Finally, like many bothers, I have to say being an out gay man can be a significant blessing. I sometimes think on how my life would have been if I were not out or gay, not placed into the associated ordeals. Unbearably, I’d not be my boys’ father. On top of that I’d not have known what it’s like to have my culture single me out. I’d likely not have had any significant difficulty in my life, and likely not much reason to question anything. Would I have had enough reason to think of the less fortunate, or to consider a minority’s point? Would I still volunteer time and money to people who aren’t in “my group”? Would I be as good of a father, husband? I’d like to think so, but I fear being out and treated like a gay man has changed me, taught me some valuable lesions in life I’d not otherwise have learned as a straight man on my personality alone. And that’s nothings I’d give back, admittedly, even to stop the legislature, the voting public, and various strangers from sometimes treating us as cartoonish 2-D gays.


Master Fob said...

Wow. Extremely well thought out and articulated post. Thanks for your thoughts.

Scot said...

Thanks Master Fob (and, a bit late, but thank you John, from the last post.). It’s not always easy for me to know whether I’m rambling or thinking ;-), and I certainly appreciate the feedback.

Anonymous said...

thought provoking; thanks. although on occasion i wonder what if i weren't [my profession]; but I don't go around thinking what if i weren't... mormon, or american, or... gay.

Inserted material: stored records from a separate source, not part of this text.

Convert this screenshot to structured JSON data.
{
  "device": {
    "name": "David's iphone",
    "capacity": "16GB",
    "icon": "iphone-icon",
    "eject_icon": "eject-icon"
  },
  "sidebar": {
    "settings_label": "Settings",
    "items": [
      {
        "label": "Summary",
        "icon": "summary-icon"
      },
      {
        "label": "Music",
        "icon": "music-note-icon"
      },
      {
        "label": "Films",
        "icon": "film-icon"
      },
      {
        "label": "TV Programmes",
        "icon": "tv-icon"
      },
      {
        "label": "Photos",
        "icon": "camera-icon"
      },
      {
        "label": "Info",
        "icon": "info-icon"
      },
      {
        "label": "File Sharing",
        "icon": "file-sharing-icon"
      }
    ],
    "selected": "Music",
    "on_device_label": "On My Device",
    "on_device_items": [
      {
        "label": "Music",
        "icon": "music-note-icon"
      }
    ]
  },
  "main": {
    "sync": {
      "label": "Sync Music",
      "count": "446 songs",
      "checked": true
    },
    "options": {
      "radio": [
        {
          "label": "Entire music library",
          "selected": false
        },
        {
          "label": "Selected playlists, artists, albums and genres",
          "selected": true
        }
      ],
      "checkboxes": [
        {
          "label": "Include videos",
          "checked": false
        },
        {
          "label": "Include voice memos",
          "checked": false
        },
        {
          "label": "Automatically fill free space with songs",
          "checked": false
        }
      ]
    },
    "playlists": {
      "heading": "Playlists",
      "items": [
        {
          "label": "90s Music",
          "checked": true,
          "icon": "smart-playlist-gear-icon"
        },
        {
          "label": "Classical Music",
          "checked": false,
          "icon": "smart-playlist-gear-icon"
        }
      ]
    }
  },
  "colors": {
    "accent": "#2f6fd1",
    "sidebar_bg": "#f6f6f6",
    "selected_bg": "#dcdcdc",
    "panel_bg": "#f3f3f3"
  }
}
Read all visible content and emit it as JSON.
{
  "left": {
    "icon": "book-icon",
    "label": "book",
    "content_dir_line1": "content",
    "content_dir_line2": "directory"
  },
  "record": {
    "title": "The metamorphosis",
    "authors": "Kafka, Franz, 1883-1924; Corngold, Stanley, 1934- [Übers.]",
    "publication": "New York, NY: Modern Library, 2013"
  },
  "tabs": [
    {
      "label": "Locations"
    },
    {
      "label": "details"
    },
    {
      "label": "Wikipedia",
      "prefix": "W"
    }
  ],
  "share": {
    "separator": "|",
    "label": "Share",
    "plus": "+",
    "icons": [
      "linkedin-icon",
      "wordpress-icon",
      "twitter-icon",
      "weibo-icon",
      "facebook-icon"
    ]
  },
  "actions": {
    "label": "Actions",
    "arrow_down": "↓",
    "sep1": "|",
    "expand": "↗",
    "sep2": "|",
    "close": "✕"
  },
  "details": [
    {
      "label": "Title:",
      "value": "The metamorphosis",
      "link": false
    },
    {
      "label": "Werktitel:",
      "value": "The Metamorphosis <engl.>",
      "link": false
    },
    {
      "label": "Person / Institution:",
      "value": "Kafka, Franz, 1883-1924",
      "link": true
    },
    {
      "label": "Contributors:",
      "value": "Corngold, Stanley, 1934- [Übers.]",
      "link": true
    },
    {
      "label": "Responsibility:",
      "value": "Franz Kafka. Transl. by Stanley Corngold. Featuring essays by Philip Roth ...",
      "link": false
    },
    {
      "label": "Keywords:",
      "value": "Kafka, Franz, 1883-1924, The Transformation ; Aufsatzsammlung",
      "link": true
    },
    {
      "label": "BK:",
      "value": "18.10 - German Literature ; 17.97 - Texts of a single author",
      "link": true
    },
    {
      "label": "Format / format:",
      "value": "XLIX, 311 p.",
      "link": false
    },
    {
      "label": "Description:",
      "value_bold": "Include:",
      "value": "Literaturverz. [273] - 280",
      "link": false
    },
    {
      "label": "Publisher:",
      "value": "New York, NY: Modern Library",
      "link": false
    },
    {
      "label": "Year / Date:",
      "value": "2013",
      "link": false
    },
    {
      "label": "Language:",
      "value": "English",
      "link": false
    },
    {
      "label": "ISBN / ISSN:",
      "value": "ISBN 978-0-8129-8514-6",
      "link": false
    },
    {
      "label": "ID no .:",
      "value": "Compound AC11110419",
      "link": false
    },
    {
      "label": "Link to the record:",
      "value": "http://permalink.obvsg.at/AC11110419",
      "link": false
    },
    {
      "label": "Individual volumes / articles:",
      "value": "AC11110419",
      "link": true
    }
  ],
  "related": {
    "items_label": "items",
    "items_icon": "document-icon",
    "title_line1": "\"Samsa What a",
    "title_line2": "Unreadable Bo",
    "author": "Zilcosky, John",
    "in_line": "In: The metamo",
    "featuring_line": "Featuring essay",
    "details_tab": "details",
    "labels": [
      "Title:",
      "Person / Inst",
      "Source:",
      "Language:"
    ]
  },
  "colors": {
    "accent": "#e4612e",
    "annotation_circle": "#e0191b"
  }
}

Arissa said...

People should read this.

Paul said...

Thanks arissa, and welcome!